Nearly two years after a deadly industrial accident at a Langley mushroom farm, the B.C. criminal justice branch is assessing potential charges against those responsible for the workplace following an investigation by WorkSafeBC.
Three men were killed and two others seriously injured on Sept. 5, 2008, when they were overcome by noxious gases or lack of oxygen in a pump house at the farm owned by Farmers’ Fresh Mushrooms Inc.
All five victims were fathers with school-age children. They were all Vietnamese-Canadians, and the B.C. Federation of Labour has alleged that the men did not have adequate safety training and equipment.
“What’s really hard is, this is just the first stage of the process,” said Adrian Dix, the NDP MLA who has worked with the families of the victims since the accident. “It’s a terrible, terrible struggle. These were the main breadwinners for 13 children.”
From a preliminary investigation, it appears two employees were attempting repairs in the pump house that regulates the mushroom compost mix. The confined space may have contained deadly levels of ammonia or methane, and both died.
The tragedy multiplied as their co-workers rushed in to try to save them. A preliminary coroner’s report indicated the victims were overcome by toxic gas or lack of oxygen, and then drowned in the knee-deep wastewater.
“They behaved in a way that by any standard was heroic,” Mr. Dix said. “They deserve our respect and our support.”
Neil MacKenzie, a spokesman for the criminal justice branch of the B.C. Ministry of Attorney-General, confirmed on Monday that WorkSafeBC has turned over its report on the accident to determine if charges can be laid.

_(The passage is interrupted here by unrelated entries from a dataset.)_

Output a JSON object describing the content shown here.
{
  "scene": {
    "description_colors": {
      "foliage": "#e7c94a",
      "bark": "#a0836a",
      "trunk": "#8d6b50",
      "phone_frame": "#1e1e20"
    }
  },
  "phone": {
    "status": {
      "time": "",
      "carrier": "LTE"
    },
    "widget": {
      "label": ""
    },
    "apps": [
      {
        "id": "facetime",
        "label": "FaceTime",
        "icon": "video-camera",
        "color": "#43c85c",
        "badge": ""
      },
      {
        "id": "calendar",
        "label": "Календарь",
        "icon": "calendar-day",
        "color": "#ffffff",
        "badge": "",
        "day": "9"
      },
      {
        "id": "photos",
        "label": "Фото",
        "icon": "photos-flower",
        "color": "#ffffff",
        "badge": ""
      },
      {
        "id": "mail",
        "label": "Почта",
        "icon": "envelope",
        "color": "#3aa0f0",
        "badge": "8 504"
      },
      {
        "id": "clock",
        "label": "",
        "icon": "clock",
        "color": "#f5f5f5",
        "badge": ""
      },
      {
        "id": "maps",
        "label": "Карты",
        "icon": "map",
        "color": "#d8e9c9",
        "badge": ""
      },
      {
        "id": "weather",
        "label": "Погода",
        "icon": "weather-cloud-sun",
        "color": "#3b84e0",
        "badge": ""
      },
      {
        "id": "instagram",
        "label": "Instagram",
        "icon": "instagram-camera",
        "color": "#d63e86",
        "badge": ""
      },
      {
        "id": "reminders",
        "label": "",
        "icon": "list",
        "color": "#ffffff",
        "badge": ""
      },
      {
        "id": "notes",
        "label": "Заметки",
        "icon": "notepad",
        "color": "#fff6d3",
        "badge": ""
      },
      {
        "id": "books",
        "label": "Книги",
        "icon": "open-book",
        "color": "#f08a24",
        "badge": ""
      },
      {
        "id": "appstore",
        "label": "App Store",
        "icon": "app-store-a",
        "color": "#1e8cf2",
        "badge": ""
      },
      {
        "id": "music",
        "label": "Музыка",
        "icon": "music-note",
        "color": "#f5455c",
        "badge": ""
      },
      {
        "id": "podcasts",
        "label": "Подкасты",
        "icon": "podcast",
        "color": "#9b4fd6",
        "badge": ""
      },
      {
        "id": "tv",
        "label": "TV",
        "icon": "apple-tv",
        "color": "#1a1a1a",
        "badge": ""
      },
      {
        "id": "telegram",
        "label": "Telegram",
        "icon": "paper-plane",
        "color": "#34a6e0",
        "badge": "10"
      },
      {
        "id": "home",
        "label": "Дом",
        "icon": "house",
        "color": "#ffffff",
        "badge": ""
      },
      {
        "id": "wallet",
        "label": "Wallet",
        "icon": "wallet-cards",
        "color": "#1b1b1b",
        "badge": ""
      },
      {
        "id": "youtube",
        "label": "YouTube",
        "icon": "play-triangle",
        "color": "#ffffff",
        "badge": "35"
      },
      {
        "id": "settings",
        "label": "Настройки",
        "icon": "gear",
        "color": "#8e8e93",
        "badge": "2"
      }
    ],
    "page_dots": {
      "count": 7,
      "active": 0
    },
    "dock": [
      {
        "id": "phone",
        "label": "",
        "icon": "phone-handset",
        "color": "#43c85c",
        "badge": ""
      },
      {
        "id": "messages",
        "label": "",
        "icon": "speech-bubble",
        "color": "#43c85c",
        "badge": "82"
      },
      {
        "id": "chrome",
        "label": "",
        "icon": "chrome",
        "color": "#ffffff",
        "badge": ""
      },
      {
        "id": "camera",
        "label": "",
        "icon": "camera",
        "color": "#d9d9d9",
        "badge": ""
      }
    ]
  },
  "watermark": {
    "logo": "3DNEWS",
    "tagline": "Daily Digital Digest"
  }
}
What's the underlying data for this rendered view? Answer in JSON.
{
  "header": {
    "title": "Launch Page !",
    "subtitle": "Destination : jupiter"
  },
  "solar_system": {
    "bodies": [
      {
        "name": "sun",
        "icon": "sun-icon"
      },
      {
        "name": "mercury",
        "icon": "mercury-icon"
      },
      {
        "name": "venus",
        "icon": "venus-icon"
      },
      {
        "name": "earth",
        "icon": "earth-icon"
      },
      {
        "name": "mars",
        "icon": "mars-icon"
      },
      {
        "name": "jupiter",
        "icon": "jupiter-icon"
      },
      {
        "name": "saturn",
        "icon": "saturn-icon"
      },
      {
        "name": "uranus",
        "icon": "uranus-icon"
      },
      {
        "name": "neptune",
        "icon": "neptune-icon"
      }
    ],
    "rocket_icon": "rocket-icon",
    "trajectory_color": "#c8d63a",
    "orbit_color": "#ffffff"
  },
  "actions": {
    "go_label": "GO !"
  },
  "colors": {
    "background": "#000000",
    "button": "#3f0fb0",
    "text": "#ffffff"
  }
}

“We have the initial investigation report and we’ll have to review the full investigation package before we complete any charge assessment,” Mr. MacKenzie said. Crown counsel must make its determination before the second anniversary of the accident. “We’ll be giving the file priority,” he said.
Donna Freeman, a spokesperson for WorkSafeBC, said Tuesday the investigation was completed in the last few weeks. The report will be made public if no charges are laid, otherwise it will become part of the investigation and cannot be released until the judicial process is completed.
Under the Workers Compensation Act of B.C., those parties with legal responsibility for the workplace can face fines or jail time.
Ms. Freeman said the investigation has been the most complex in her agency’s history, resulting in tens of thousands of pages of documents.
WorkSafeBC’s investigations do not often result in charges. It conducts an average of 150 investigations each year. From 1995 to 2000, the agency referred 28 cases to the Crown to consider for prosecution. Of these, 21 resulted in convictions and seven in acquittals or stays of charges. The total amount of fines imposed from the prosecutions during this period was $534,500. The highest fine imposed was $85,000, and one case resulted in imprisonment for 45 days.
Labour Minister Murray Coell noted that WorkSafeBC has inspected every mushroom farm in B.C. in the wake of that accident. As well, it has ramped up inspections of the agriculture industry in general, tripling the number of inspections conducted each year in the last decade. He acknowledged that is cold comfort to the families in this case.
“It’s unfortunate it has taken so long for the families,” he said.
Speaking on behalf of her mother, Phuong Lee, 14-year-old Tracey Phan said Tuesday: “My mother hopes [the report] will help bring justice to all the five families, including my dad.” Ms. Phan’s father, Michael Phan, remains in the hospital in a coma as a result of injuries he sustained in the 2008 accident. Her mother has not been able to work since the accident, and the family has struggled financially, Ms. Phan said.
“My mother would like people to know that my dad is a hero and a brave person,” she said. “And she would like to thank everyone for helping us over the past two years.”
As published in The Globe and Mail (May 19, 2010) by Justine Hunter.